My attention span suffers from a bad case of summeritis. That’s right, it flits like a firefly, shoots like a Roman candle, and lands like a cannonball at the town pool. Since I can’t manage a handful of paragraphs on one topic, I’ll take the scattershot approach.
Flits like a firefly
My children make fun of my not-smart phone, but I had the last laugh over the Fourth of July weekend. Three hours from home, I discovered I’d forgotten my phone charger. Worse, I had to remain out-of-town for a couple of days after my husband returned home, and we’d planned to stay in touch via phone. For the heck of it, I plugged my Kindle charger into my phone, and it worked! Bwahaha! Those of you with iPhones wouldn’t be as lucky. (Then again, perhaps you wouldn’t forget a phone in the first place.) For future short trips, I’m only bringing the Kindle charger. Pack light, right?
Alas, the phone charger wasn’t the only thing I forgot. I neglected to pack a comb. When Hubs returned home, and I could no longer borrow his, I had to improvise because heaven forbid I run to the store with uncombed hair. I used a fork. Go on, laugh. It resulted in an acceptable if wind-blown look. (At least that’s what I told myself.)
Shoots like a Roman candle
The symptoms of summeritis vary from individual to individual, but one of mine is a longing for France.

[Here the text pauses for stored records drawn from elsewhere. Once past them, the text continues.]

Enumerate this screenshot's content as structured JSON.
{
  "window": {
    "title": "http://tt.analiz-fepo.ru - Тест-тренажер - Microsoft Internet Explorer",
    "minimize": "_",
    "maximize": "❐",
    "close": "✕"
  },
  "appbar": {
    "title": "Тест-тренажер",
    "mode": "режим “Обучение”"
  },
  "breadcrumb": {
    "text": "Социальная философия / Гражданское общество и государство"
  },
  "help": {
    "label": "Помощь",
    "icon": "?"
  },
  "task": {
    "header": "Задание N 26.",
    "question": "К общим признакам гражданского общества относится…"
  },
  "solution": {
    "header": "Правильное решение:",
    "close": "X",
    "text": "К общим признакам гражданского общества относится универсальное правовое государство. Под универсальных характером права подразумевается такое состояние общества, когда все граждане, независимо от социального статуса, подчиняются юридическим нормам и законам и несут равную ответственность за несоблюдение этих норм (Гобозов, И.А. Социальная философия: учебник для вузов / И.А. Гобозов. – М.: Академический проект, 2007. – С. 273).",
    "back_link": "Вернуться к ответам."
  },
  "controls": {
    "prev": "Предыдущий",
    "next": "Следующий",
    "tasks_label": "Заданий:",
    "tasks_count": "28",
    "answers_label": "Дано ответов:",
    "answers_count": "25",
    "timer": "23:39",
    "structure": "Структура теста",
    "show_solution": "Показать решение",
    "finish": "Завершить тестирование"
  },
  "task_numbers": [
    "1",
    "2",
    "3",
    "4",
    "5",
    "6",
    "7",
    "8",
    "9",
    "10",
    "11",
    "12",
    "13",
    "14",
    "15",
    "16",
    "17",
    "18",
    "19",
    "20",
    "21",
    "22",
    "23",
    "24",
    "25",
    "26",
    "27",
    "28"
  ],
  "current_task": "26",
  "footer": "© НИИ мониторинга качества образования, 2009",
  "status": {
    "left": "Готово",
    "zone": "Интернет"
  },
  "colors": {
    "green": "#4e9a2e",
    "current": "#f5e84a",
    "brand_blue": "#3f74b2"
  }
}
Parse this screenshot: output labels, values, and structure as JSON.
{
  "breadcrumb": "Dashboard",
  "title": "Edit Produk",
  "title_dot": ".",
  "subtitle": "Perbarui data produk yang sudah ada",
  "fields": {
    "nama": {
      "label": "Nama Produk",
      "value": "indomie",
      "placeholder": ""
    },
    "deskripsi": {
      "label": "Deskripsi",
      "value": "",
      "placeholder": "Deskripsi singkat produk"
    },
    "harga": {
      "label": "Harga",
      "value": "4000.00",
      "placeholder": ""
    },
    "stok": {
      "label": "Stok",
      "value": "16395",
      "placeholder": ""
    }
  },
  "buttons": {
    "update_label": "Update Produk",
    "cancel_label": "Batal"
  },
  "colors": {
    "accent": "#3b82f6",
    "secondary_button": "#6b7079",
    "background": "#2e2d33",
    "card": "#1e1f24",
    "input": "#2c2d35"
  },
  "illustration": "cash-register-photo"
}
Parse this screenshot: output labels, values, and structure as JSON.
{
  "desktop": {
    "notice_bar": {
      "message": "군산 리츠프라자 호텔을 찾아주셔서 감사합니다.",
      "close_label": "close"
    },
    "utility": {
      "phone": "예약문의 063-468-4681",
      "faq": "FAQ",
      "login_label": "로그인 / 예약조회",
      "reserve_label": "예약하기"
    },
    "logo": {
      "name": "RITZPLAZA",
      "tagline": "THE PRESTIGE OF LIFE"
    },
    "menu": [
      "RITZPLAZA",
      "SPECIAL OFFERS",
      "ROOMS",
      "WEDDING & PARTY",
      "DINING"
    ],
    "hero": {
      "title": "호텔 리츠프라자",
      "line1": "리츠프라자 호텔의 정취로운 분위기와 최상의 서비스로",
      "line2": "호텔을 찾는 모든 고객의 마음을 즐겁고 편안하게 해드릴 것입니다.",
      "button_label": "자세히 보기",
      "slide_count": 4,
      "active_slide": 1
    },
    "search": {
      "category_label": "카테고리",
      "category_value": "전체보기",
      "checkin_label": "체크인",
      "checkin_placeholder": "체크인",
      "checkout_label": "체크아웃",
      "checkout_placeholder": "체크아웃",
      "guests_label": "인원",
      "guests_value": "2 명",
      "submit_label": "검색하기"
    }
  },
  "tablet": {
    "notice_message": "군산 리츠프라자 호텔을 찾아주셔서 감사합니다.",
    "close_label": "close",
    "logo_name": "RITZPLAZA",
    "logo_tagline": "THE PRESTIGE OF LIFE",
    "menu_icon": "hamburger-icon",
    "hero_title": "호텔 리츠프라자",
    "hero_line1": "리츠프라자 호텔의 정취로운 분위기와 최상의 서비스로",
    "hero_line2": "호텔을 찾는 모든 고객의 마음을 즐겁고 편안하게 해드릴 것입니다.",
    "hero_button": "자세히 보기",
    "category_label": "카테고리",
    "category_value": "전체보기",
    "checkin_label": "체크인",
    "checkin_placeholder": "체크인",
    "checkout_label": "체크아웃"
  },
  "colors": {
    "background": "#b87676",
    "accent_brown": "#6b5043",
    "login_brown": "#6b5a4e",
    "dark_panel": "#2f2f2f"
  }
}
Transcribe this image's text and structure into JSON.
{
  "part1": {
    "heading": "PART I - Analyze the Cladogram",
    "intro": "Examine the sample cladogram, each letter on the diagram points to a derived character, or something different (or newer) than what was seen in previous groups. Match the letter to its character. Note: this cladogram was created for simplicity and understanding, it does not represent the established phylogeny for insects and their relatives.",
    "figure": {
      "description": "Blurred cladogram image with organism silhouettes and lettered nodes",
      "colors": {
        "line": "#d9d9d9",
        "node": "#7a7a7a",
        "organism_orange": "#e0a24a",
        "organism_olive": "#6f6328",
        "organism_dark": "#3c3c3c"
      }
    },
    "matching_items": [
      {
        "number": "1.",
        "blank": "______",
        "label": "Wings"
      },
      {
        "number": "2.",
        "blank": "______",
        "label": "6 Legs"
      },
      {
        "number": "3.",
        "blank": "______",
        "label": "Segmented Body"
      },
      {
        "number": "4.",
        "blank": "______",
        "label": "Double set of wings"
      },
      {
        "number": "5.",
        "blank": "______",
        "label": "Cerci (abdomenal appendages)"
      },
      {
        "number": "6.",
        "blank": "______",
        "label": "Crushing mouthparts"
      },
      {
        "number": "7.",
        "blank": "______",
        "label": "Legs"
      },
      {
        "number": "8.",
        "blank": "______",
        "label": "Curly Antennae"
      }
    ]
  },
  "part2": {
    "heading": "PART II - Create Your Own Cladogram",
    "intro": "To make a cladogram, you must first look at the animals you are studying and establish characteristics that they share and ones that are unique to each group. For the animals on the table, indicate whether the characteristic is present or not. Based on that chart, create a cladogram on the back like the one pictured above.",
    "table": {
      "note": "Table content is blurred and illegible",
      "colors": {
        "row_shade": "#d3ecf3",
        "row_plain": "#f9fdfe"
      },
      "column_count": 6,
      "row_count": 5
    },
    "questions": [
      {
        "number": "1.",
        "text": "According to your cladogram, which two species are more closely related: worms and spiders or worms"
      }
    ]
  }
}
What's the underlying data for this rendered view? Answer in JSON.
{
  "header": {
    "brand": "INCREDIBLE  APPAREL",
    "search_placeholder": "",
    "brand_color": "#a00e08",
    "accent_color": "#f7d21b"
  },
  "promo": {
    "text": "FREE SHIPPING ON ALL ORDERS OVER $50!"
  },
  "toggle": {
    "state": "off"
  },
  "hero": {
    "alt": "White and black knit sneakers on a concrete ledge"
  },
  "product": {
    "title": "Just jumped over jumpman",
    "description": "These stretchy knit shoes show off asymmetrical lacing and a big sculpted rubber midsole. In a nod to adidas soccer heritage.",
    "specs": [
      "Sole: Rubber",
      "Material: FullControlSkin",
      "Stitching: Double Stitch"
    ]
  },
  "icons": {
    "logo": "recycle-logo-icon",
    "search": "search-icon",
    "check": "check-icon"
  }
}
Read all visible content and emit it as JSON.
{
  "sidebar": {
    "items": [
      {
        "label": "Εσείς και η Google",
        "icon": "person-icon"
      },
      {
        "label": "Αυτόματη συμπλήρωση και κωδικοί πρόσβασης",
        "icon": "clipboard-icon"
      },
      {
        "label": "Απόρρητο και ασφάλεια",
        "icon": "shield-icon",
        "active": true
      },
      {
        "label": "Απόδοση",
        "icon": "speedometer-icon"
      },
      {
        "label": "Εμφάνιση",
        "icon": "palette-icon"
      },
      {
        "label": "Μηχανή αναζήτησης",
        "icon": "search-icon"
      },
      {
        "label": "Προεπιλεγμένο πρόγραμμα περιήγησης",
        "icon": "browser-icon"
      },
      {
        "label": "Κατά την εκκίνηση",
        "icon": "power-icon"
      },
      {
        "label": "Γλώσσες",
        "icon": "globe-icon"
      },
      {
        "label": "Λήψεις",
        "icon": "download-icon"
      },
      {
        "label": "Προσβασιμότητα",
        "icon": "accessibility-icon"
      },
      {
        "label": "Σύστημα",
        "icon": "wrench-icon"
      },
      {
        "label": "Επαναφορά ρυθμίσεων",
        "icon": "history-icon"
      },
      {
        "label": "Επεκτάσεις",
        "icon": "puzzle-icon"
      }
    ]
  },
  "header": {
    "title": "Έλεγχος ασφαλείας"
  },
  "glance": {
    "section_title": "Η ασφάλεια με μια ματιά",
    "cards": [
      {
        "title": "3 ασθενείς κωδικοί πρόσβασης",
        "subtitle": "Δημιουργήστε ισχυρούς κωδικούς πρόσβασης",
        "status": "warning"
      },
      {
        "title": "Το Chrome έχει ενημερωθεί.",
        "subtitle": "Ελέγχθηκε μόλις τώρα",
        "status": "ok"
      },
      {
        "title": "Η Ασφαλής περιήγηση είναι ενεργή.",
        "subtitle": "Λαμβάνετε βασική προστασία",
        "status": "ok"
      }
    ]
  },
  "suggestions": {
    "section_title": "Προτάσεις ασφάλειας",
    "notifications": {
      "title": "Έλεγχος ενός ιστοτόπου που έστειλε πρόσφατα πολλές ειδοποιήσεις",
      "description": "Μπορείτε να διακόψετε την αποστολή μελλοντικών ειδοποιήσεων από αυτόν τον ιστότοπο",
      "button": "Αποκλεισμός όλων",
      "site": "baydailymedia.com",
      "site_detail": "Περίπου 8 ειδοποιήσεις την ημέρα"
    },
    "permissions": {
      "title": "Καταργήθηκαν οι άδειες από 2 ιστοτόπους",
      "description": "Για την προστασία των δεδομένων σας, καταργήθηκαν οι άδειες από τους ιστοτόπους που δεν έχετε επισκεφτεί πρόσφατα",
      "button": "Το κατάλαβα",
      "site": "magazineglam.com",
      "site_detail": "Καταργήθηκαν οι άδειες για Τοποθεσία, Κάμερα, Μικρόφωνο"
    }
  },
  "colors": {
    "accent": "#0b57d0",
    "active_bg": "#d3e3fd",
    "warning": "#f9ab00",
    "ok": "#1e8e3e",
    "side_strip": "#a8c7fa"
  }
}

Since I’ve got no chance of a European adventure this year, I’m appeasing my Francophile yearning by reading Ann Mah’s MASTERING THE ART OF FRENCH EATING and following David Lebovitz’s blog, Living the Sweet Life in Paris.
I resisted Mah’s book for a while because the title, meant as homage to Julia Child’s MASTERING THE ART OF FRENCH COOKING, put me off. The title still leaves me cold, but the book is a warm reminiscence of writer Mah’s struggle to make the most of a year alone in Paris while her diplomat husband serves in Iraq. Making the most of a year in Paris wouldn’t be a hardship for some, but know that Mah, a newlywed at the time, experiences the same disappointment a military spouse feels when a last-minute change in assignment sends off the soldier while the trailing spouse is left behind to adjust to new surroundings, a new culture, new people. Curiosity, an insatiable interest in food, and a job help Mah adjust. I'm devouring the book and recipes.
Pastry chef David Lebovitz’s blog reflects his wide-ranging interest in food, travel, and cooking. His books include THE SWEET LIFE IN PARIS, which I own, and his latest, MY PARIS KITCHEN, which I intend to buy tout de suite.
Lands like a cannonball
Three times over the past week and in two different locales, I’ve seen Realtor signs in front of existing houses with a “Coming Soon” message. In other words, those houses sprouted for sale signs before they were for sale. Is “Coming Soon” meant to create a sense of urgency? is it a way for listing agents to garner the names and phone numbers of potential buyers? To me, the sign signals a seller’s market. There was a time, not too long ago, when I couldn't picture people taking Sunday drives to look at neighborhoods and houses.
See what I mean about my attention span?How’s yours this summer?